organizations (collectively WEC) to intervene in defense of
2017, the trial court ruled that Ecology's
"authority under [the Act] is limited to entities who
introduce contaminants into the air, not entities who sell
commodities." Clerk's Papers (CP) 756. In its
subsequent written order, the trial court held that the Rule
was invalid under the WAPA because "the Clean Air Rule
exceeds the statutory authority of the agency conferred by
law." Id. at 801 (Conclusion of Law 12).
Without discussion, the trial court denied Ecology's
request to sever the portions of the Rule that were held
invalid.
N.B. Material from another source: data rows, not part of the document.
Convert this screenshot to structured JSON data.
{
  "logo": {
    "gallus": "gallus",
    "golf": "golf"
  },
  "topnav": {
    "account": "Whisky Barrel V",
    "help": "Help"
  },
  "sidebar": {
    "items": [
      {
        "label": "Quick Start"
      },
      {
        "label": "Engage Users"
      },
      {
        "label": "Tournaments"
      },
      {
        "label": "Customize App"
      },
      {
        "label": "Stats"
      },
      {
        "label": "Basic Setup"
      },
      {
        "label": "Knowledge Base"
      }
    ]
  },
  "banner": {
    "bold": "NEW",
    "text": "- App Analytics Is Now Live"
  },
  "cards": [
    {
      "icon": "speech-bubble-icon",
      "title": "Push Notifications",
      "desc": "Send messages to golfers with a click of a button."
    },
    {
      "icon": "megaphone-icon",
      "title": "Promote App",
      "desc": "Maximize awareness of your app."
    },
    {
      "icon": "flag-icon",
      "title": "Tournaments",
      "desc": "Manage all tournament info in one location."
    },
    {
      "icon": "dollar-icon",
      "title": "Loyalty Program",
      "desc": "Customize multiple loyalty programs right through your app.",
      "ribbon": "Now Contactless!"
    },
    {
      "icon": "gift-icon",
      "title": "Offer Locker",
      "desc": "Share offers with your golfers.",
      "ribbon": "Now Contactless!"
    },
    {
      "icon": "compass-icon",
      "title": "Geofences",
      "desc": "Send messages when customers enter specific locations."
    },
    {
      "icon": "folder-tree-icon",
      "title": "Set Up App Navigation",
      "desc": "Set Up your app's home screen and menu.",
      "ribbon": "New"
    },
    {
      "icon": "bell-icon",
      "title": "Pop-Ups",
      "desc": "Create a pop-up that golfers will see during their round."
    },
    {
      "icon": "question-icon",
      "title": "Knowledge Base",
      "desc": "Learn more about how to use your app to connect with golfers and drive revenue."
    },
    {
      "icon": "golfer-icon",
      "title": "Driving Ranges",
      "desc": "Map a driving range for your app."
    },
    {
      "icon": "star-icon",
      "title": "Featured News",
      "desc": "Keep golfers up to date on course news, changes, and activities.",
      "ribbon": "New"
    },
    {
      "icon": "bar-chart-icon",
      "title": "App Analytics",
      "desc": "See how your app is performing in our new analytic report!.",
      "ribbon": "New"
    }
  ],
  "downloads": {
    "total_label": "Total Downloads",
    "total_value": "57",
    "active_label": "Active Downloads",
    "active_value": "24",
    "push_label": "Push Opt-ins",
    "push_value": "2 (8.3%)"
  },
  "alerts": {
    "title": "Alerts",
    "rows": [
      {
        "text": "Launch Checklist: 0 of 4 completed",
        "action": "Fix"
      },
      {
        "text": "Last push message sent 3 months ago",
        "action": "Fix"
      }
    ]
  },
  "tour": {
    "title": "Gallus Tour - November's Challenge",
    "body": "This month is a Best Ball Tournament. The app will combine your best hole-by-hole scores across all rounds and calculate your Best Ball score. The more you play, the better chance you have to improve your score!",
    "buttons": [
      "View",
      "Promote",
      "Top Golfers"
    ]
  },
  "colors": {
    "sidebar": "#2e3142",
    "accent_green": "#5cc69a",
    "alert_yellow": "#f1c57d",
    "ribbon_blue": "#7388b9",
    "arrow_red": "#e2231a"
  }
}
Id. at 787-88.
and WEC promptly filed notices of direct review with this
court under RAP 4.2(a)(4). We granted review. We also granted
the motion of the Puget Sound Clean Air Agency to file an
Under the Act, may "emission standards" apply to
businesses that do not directly emit greenhouse gases, but
whose products ultimately do?
the Rule a valid exercise of Ecology's statutory
the Rule be severed to strike only its invalid portions and
allow those portions that apply to actual emitters to remain
review this challenge to the validity of Ecology's Rule
de novo under the WAPA. Wash. Pub. Ports Ass'n v.
Dep't of Revenue, 148 Wn.2d 637, 645, 62 P.3d 462
(2003); Tapper v. Emp't Sec. Dep't, 122
Wn.2d 397, 402, 858 P.2d 494 (1993) ("In reviewing
administrative action, this court sits in the same position
as the superior court, applying the standards of the WAPA
directly to the record before the agency."). We will
"declare the rule invalid only if... the rule exceeds
the statutory authority of the agency." RCW
34.05.570(2)(c). "Administrative '[r]ules must be
written within the framework and policy of the applicable
statutes,' and so long as the rule is 'reasonably
consistent with the controlling statute[s],' an agency
does not exceed its statutory authority." Swinomish
Indian Tribal Cmty. v. Dep 't of Ecology, 178 Wn, 2d
571, 580, 311 P.3d 6 (2013) (alterations in original)
(citation omitted) (quoting Dep't of Labor &
Indus, v. Gongyin, 154 Wn.2d 38, 50, 109 P.3d 816
(2005); Wash. Pub. Ports Ass'n, 148 Wn.2d at
646). But "'[administrative rules or regulations
cannot amend or change legislative enactments.'"
Dep't of Ecology v. Campbell & Gwinn, LLC,
146 Wn.2d 1, 19, 43 P.3d 4 (2002) (quoting Dep't of
Ecology v. Theodoratus, 135 Wn.2d 582, 600, 957 P.2d
1241 (1998)). "[R]ules that are inconsistent with the
statutes they implement are invalid." Bostain v.
Food Express, Inc., 159 Wn.2d 700, 715, 153 P.3d 846
(2007). And while "'we generally accord substantial
deference to agency decisions, we do not defer to an agency
the power to determine the scope of its own
authority.'" Lenander v. Dep't of Ret.
Sys., 186 Wn.2d 393, 409, 377 P.3d 199 (2016) (quoting
In re Registration of Elec. Lightwave, Inc., 123
Wn.2d 530, 540, 869 P.2d 1045 (1994)).
heart of this case is whether the plain meaning of the Act
empowers Ecology to use emission standards to regulate
businesses that do not emit greenhouse gases. Statutory
interpretation presents a question of law we review de novo.
Campbell & Gwinn, LLC, 146 Wn.2d at 9. Our
fundamental objective is to determine and carry out the
legislature's intent. Id. When "the
statute's meaning is plain on its face, [we] must give
effect to that plain meaning." Id. To determine
plain meaning, we consider "all that the Legislature has
said in the statute and related statutes which disclose
legislative intent about the provision in question."
Id. at 11. We also look to "the context of the
statute in which that ...